Question: A year ago we installed curving, colored, patterned front steps and a landing for a new home. One of the 14-inch treads turned out to have more pitch than the others—1 inch at one location. It was an accident on our part but we have always told customers that we won't exceed 10% pitches. At the time of occupancy the city inspector approved our work but now the homeowner wants a financial concession from us. How is responsibility defined in a situation like this?
Answer: Final authority probably rests with the city code officials where the home was constructed and in your case the city has already approved the construction. But you should know that the International Residential Code (IRC) has been approved by almost every state in the U.S. now and these are their provisions. The 2006 revision in section 311.5.5 states that pitches for step treads shall not exceed 2%. This is equivalent to a pitch of 1/4 inch per lineal foot.
The issue is a little more complicated because the IRC rule applies to the “means of egress” which defines one primary entrance. This is usually at the front of a house. If steps are non-conforming at other entrances a code official may decide that they do not have to comply.
When a certificate of occupancy is issued and it is later discovered that there is a non-compliant element of the construction, code officials can issue in writing a revocation of a certificate of occupancy which means that the problem must be rectified before occupancy is again granted.

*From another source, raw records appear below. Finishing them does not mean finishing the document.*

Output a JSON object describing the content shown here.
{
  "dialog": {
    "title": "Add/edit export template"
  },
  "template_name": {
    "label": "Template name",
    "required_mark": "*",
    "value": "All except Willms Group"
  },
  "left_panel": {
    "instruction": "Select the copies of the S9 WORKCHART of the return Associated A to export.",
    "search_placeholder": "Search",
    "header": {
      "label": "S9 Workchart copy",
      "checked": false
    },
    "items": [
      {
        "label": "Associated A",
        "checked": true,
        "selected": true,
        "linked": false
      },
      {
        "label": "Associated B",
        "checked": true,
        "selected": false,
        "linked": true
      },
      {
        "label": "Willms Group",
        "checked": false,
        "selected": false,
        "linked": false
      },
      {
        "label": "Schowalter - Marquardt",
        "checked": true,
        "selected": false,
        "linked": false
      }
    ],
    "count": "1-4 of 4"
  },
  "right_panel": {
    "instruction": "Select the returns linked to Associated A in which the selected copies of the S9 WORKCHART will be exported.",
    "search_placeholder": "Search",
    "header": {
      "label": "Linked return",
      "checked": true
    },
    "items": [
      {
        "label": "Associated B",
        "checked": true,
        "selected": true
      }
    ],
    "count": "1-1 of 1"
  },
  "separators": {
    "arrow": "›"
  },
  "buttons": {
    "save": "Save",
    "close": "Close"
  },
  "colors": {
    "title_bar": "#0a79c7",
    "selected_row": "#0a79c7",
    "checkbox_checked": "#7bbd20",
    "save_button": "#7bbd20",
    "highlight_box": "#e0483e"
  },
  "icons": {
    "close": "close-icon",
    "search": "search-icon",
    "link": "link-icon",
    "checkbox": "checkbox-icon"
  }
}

Your company needs to think in terms of 2% tread pitches as the standard. With regards to minimum pitch, water essentially stands still at pitches less than 1% (1/8 inch per lineal foot). ratio). The architect for the project specified both integral color and color hardener—each of the same color and supplied by the L.M. Scofield Co., which had also supplied the color for the original work 20 years earlier.